Cell lines were isolated from the mouse model for further testing. The p53/Rb-null cells were continually cultured in the presence of doxycycline to maintain high levels of NFIB expression, and in fact when doxycycline was removed cell proliferation decreased dramatically. The decrease in proliferation coincided both with increased cell death/apoptosis (caspase activity) and cell cycle arrest (cyclin dependent kinase inhibition). These results suggest many SCLC cells become dependent on NFIB activities. To test this hypothesis, the researchers deleted Nfib in a human SCLC cell line using CRISPR. NFIB loss decreased proliferation in these cells and reduced their migratory behavior in vitro.
To begin understanding what pathways NFIB was activating or repressing researchers compared RNA expression profiles for three different data sets: (1) Liver metastases from p53, Rb mice, comparing high and low Nfibexpressing samples; (2) Primary tumors from p53, Rb, Nfib mice, comparing with and without doxycycline; and (3) tumor cells from p53, Rb, Nfib mice, comparing with and without doxycycline. From these three comparisons 66 genes were identified as having altered levels due to Nfib expression. Interestingly, when the three data sets were compared, the highest ranked genes with increased expression were those involved in axon growth and guidance. This finding is consistent with a more migratory, metastatic population.
Further characterizing the mechanism by which NFIB stimulates tumor growth and metastasis is a high priority, as Dr. David MacPherson explained, “We are now interested in identifying NFIB target genes that mediate oncogenic effects of Nfib overexpression. We have identified a panel of candidate genes that are consistently and strongly regulated by NFIB that we are perturbing to test for oncogenic activity.” Another future route of research is to understand the temporal role of NFIB, “We have also initiated in vivo experiments to test the importance of NFIB for maintenance of primary and metastatic SCLC, as a nice feature of the new mouse model is we can remove doxycycline from the mouse diet and turn off Nfib in established tumors.” said Dr. MacPherson.
Good scientific findings often raise more questions than they answer. Understanding the specific activity of NFIB in lung and other cancers may yield novel therapeutic targets and an increased understanding of transcriptional regulation.
Wu N, Jia D, Ibrahim AH, Bachurski CJ, Gronostajski RM, MacPherson D. 2016. NFIB overexpression cooperates with Rb/p53 deletion to promote small cell lung cancer.

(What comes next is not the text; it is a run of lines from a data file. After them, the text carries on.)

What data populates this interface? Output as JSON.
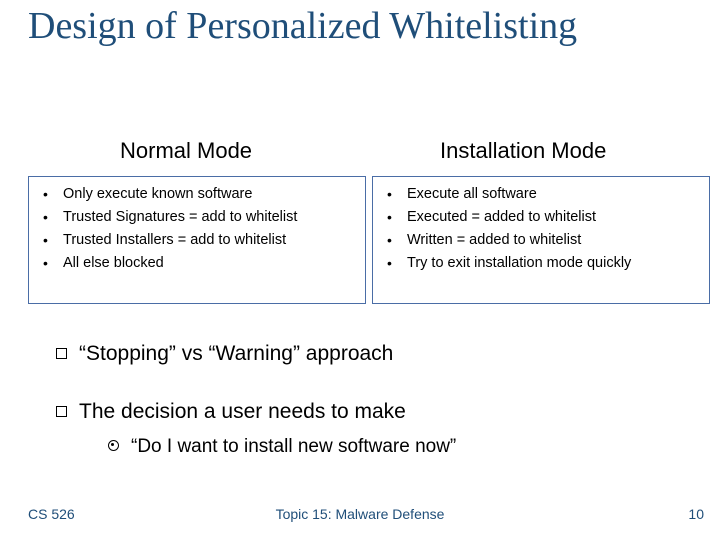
{
  "title": "Design of Personalized Whitelisting",
  "columns": {
    "left": {
      "heading": "Normal Mode",
      "items": [
        "Only execute known software",
        "Trusted Signatures = add to whitelist",
        "Trusted Installers = add to whitelist",
        "All else blocked"
      ]
    },
    "right": {
      "heading": "Installation Mode",
      "items": [
        "Execute all software",
        "Executed = added to whitelist",
        "Written  = added to whitelist",
        "Try to exit installation mode quickly"
      ]
    }
  },
  "outline": {
    "point1": "“Stopping” vs “Warning” approach",
    "point2": "The decision a user needs to make",
    "subpoint": "“Do I want to install new software now”"
  },
  "footer": {
    "left": "CS 526",
    "center": "Topic 15: Malware Defense",
    "right": "10"
  }
}
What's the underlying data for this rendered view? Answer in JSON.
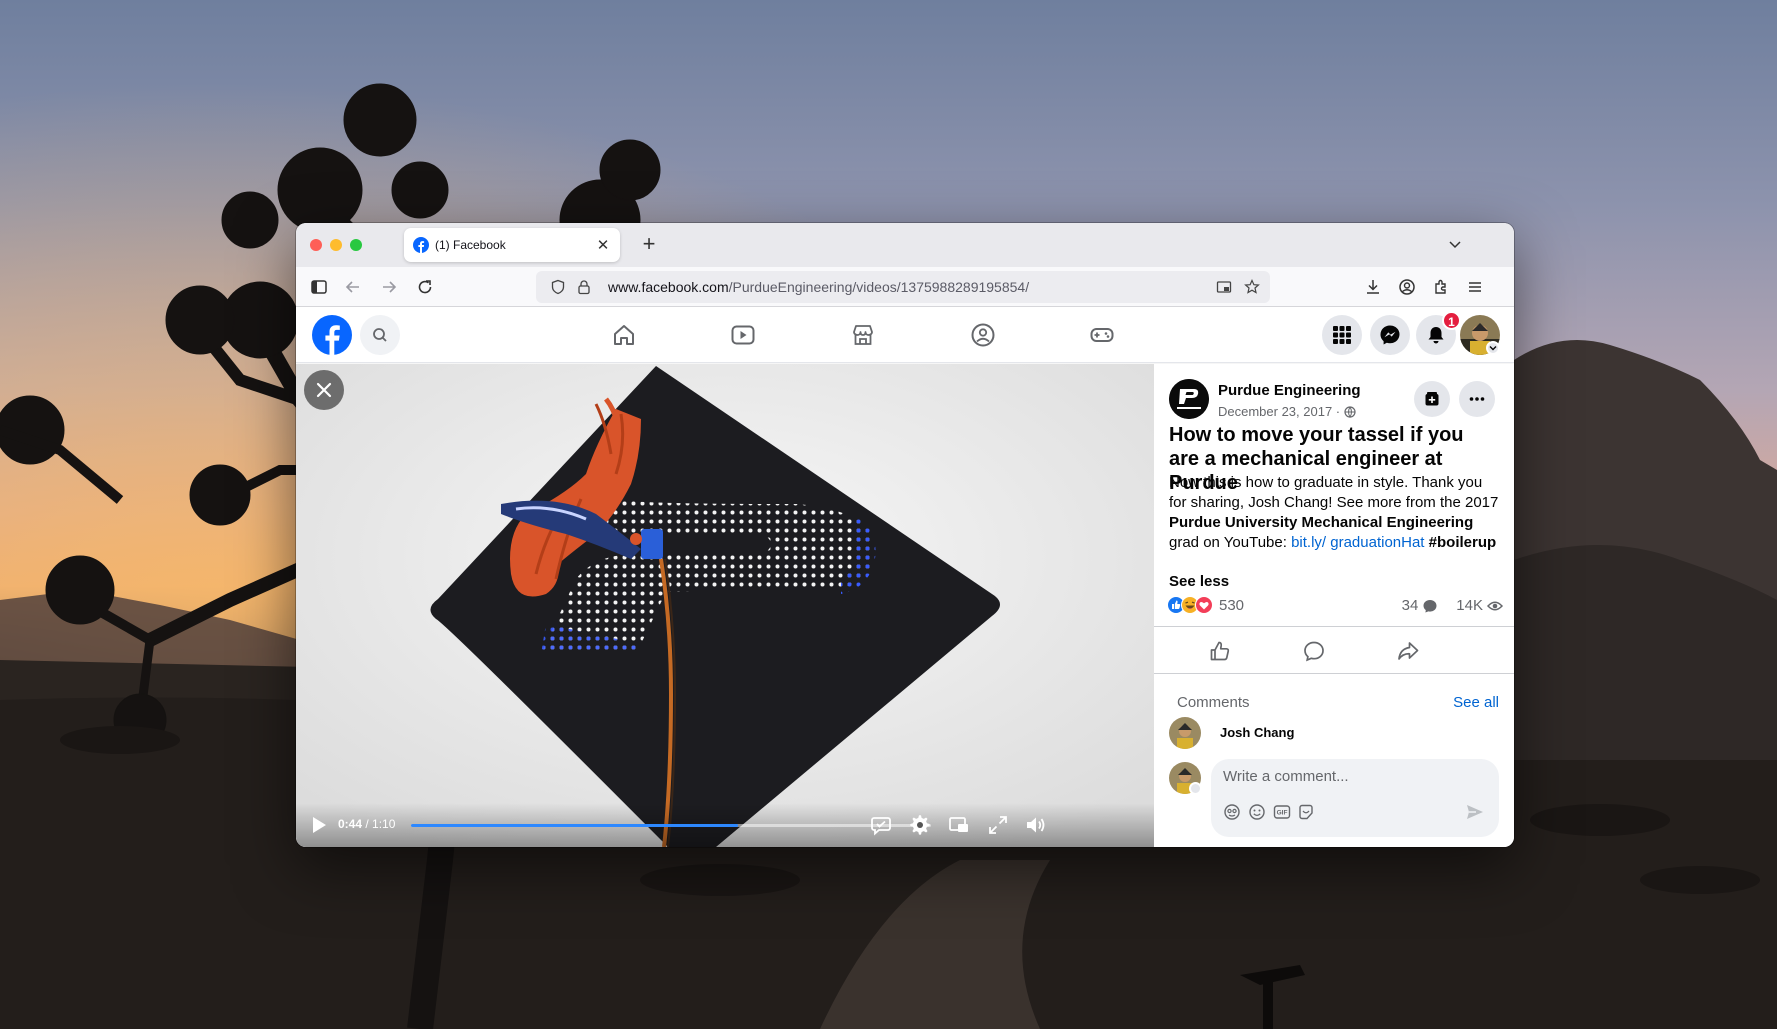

Oncotarget. 7(36):57514-24.
Funding for this research was provided by the Cancer Research Institute and NYSTEM.
Basic Sciences Division
Human Biology Division
Maggie Burhans, Ph.D.
Public Health Sciences Division
Vaccine and Infectious Disease Division
Clinical Research Division
Julian Simon, Ph.D.
Clinical Research Division
and Human Biology Division
Arnold Digital Library